Petty Prince and the Merchants: Supposed allies. The Merchants stand to gain a lot by the Prince being in power. They both overestimate they can manipulate the other. However, if Ilwater was to fall it would be the last nail in his political coffin. If the Merchants insist it falls, it must happen in exactly the way the Prince intends it to.
Ilwater and the Sighted Elders: The Elders have the gods by the balls – literally in some cases. They’ve successfully tracked down and captured many relics of the gods which act as their physical anchor to the Material Plane. The Elders, whose only desire is control, became enraged when Ilmater’s relic was stolen.

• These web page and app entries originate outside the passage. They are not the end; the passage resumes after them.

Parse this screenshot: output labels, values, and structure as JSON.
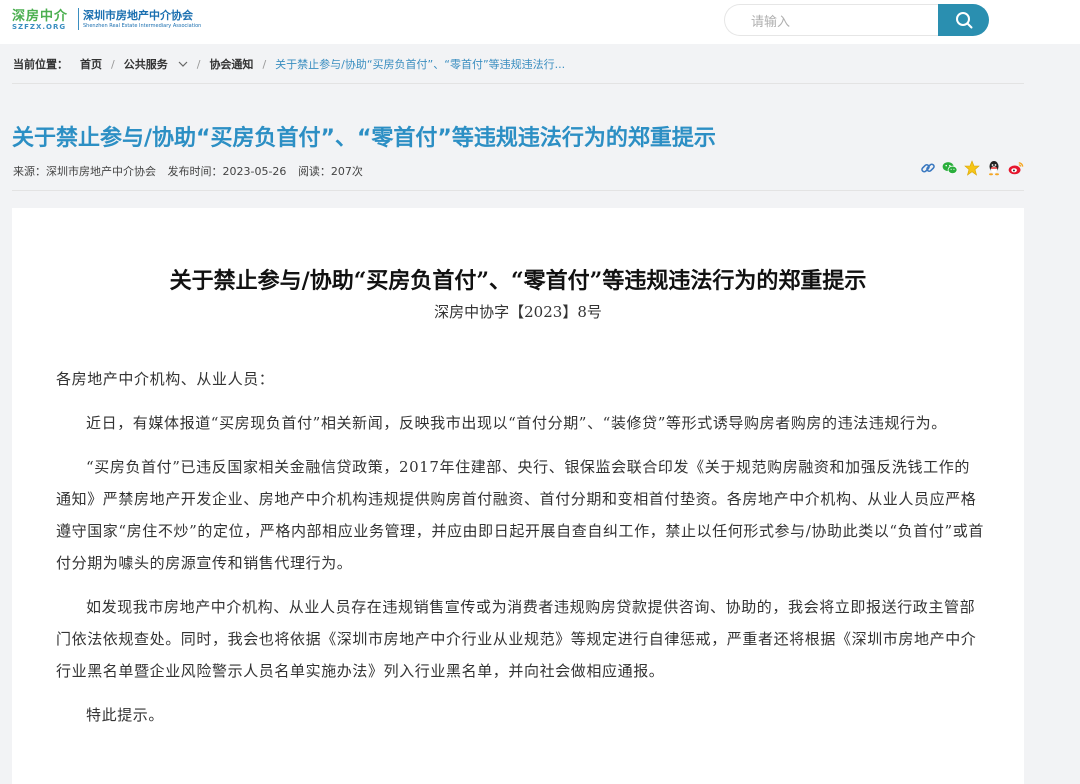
{
  "header": {
    "logo": {
      "mark_text": "深房中介",
      "mark_sub": "SZFZX.ORG",
      "name_cn": "深圳市房地产中介协会",
      "name_en": "Shenzhen Real Estate Intermediary Association"
    },
    "search": {
      "placeholder": "请输入",
      "button_icon": "search-icon"
    },
    "colors": {
      "accent": "#2a8fb0",
      "title": "#2c8fc4"
    }
  },
  "breadcrumb": {
    "prefix": "当前位置：",
    "items": [
      "首页",
      "公共服务",
      "协会通知"
    ],
    "current": "关于禁止参与/协助“买房负首付”、“零首付”等违规违法行..."
  },
  "article_header": {
    "title": "关于禁止参与/协助“买房负首付”、“零首付”等违规违法行为的郑重提示",
    "source": "来源：深圳市房地产中介协会",
    "published": "发布时间：2023-05-26",
    "reads": "阅读：207次",
    "share_icons": [
      "link-icon",
      "wechat-icon",
      "star-icon",
      "qq-icon",
      "weibo-icon"
    ]
  },
  "article": {
    "doc_title": "关于禁止参与/协助“买房负首付”、“零首付”等违规违法行为的郑重提示",
    "doc_number": "深房中协字【2023】8号",
    "salutation": "各房地产中介机构、从业人员：",
    "paragraphs": [
      "近日，有媒体报道“买房现负首付”相关新闻，反映我市出现以“首付分期”、“装修贷”等形式诱导购房者购房的违法违规行为。",
      "“买房负首付”已违反国家相关金融信贷政策，2017年住建部、央行、银保监会联合印发《关于规范购房融资和加强反洗钱工作的通知》严禁房地产开发企业、房地产中介机构违规提供购房首付融资、首付分期和变相首付垫资。各房地产中介机构、从业人员应严格遵守国家“房住不炒”的定位，严格内部相应业务管理，并应由即日起开展自查自纠工作，禁止以任何形式参与/协助此类以“负首付”或首付分期为噱头的房源宣传和销售代理行为。",
      "如发现我市房地产中介机构、从业人员存在违规销售宣传或为消费者违规购房贷款提供咨询、协助的，我会将立即报送行政主管部门依法依规查处。同时，我会也将依据《深圳市房地产中介行业从业规范》等规定进行自律惩戒，严重者还将根据《深圳市房地产中介行业黑名单暨企业风险警示人员名单实施办法》列入行业黑名单，并向社会做相应通报。"
    ],
    "closing": "特此提示。"
  }
}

If he’s not with them, then he is against them, and his temples must fall.
As a player or as a referee, I can do without torture happening in my games.

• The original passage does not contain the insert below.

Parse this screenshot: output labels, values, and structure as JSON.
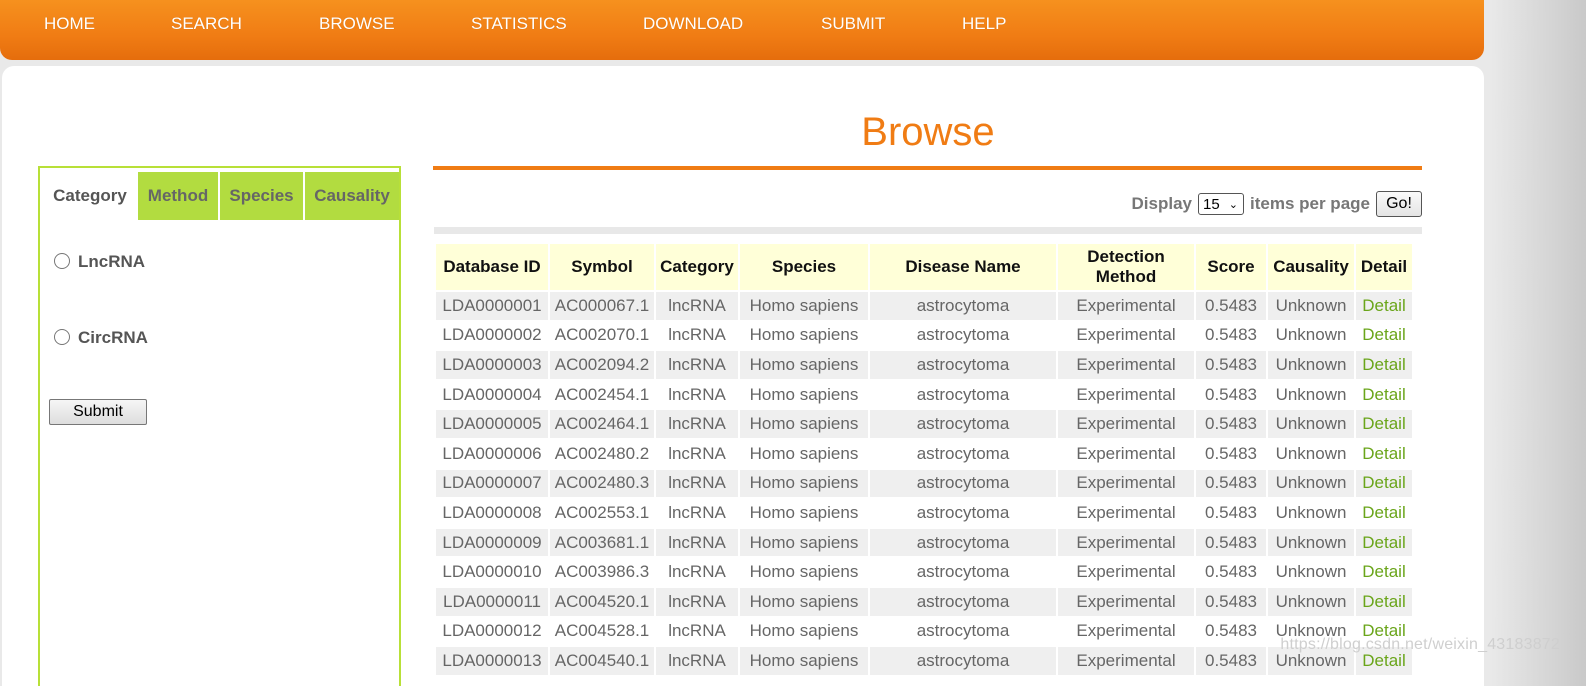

My line goes as far as “lets tie him to a chair, and wave a dagger around to intimidate them”. Anything more than that and it gets kind of icky for me. The immersion is broken and the situation snaps into clear focus: I’m sitting with a group of adults whilst one of them describes ordinarily unmentionable ways of compelling someone to hand over some information, and they push it and push it in the hopes of getting advantage on their roll.
I’m happy to say that this almost never happens. It’s happened a couple of times, and when it has most people have understood and found another route. On one time though, the DM said, “well, you need to find another way of getting him to tell you the information then.” It didn’t feel like there was another way – the bandit was steadfast and cared for nothing but the end of Chult. We didn’t get the information – I expect we weren’t supposed to capture the bandit, but a dice roll got out of the DM’s control.
On a few occaisions we’ve chosen “the scene fades to black as you begin your interogation” method. This is largely fine! (Your mileage may vary.) Nothing is described, other than the character’s intent, and then an intimidation roll is made. This is fine.
However, you still have to journey with adventurers who were willing to do that. (This awkwardness only extends to the character – I’ve never played with genuninely sadistic people, I assume.) In world, I’m not sure how that would sit well with everyone. Rarely are there consequences.
So, as a general houserule for games I run in the future, I have this:
There are other tools and you should start each campaign by checking in with your group for them. The “fade to black” option is similar to ‘lines and viels’ that is commonly used. It’s not just about super grim stuff like this: double check if your group are okay with fighting spiders, as you don’t want to be kickstarting anyone’s phobias.